In addition to being rare, the time it will take to become a truck driver who earns a salary as high as this is longer than a few months or even a few years. It may take more than a decade before a driver sees a salary close to $60,000 a year. Most truck drivers will retire before they begin to earn $100,000. This is not to say that a truck driver salary isn’t good. On the contrary, it is a decent and honest living.

Distribution or Shipping Company Advantages

The best way to become a truck driver who earns a six figure income before hitting retirement age is to not only own his or her own truck, but to also own a distribution or shipping company. A truck driver who has developed a respected reputation has a good probability of owning a successful shipping company and therefore making a $100,000 a year or more. By becoming a business owner and therefore evolving from an independent contractor, a truck driver can increase his or her chances of making a substantial truck driver salary.

Working as truck driver can provide a salary that a person can rely on to make a living. How much they'll earn depends on the abilities, reputation, and amount of experience that the driver gains.

Most importantly, when asking how much do truckers driver make, keep in mind that your salary is always negotiable...

Average Trucker Salary

Pay Per Hour

Often, truck drivers will negotiate their salaries around a rate that is based on mileage and not on hours. For an experienced independent truck driver, the rate per mile could be as high as 60 cents a mile. This means for an experienced independent truck driver traveling an average of 70 miles an hour on the interstate can make an average of 42 dollars an hour. If the haul, or trip, equals out to 800 miles then the driver will make $480. This of course does not include his or her rates for accommodations.

Experience and Reputation

The average driver pay is also based on experience and reputation. A reputable truck driver is often going to get paid a higher rate because he or she is in high demand. Until a driver builds a reputation as a professional and reliable truck driver they will have to be satisfied with a lower pay rate. Just like many other job professions out there, a truck driver salary will depend on a person’s ability to perform at or above the client’s expectations.

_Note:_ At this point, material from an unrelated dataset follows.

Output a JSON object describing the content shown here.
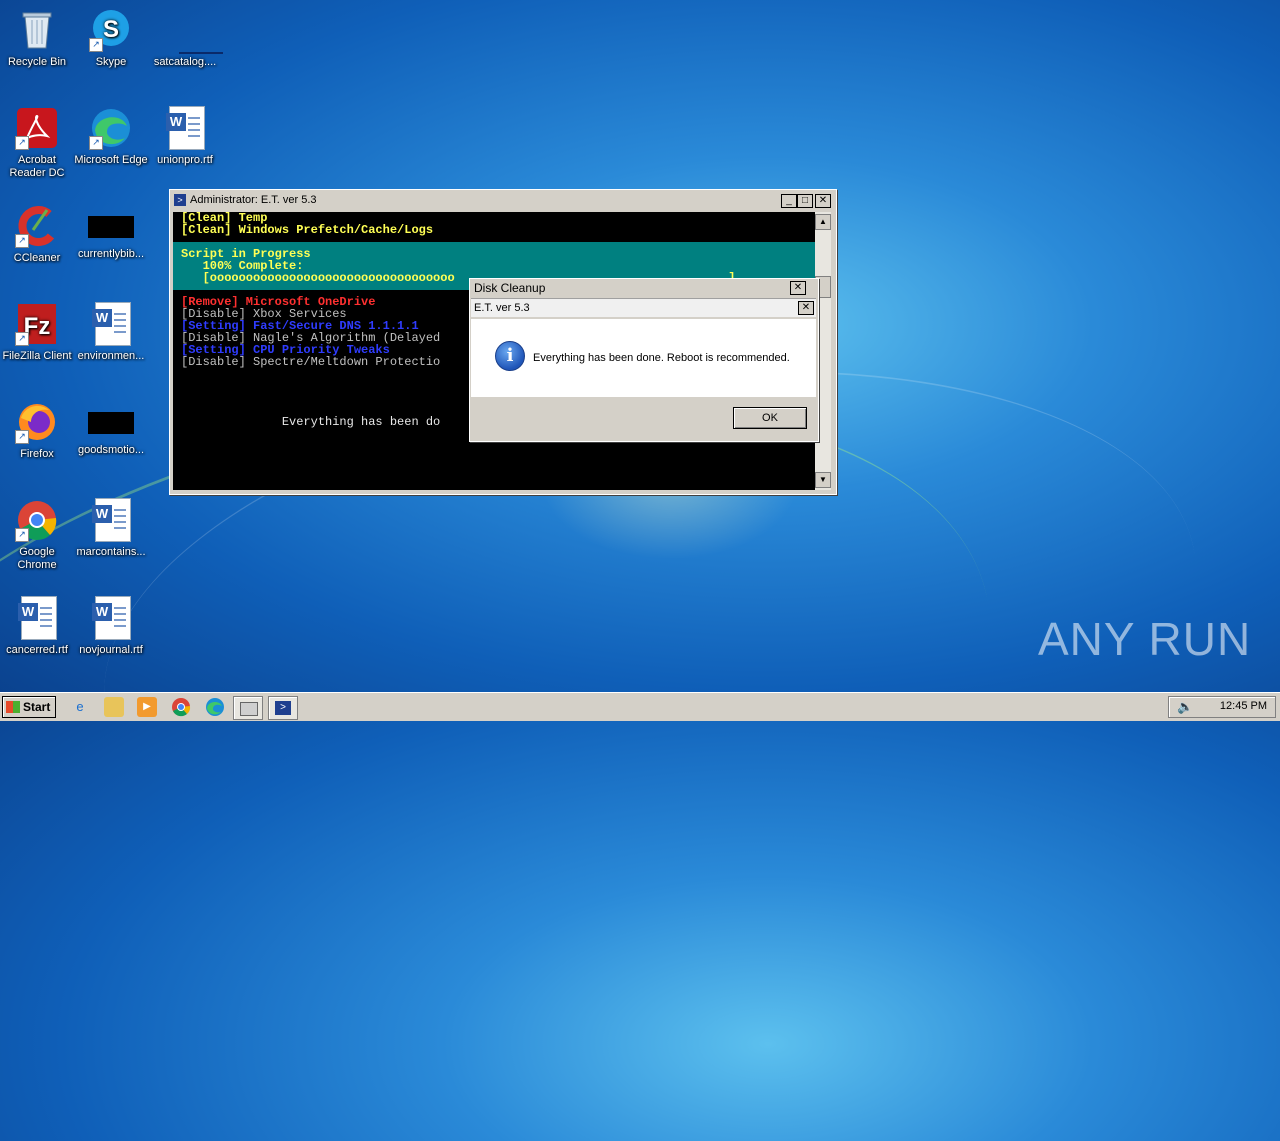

Pay Per State

Truck Driver Pay Per State
Image Courtesy Of BLS.gov

Read More State Pay Data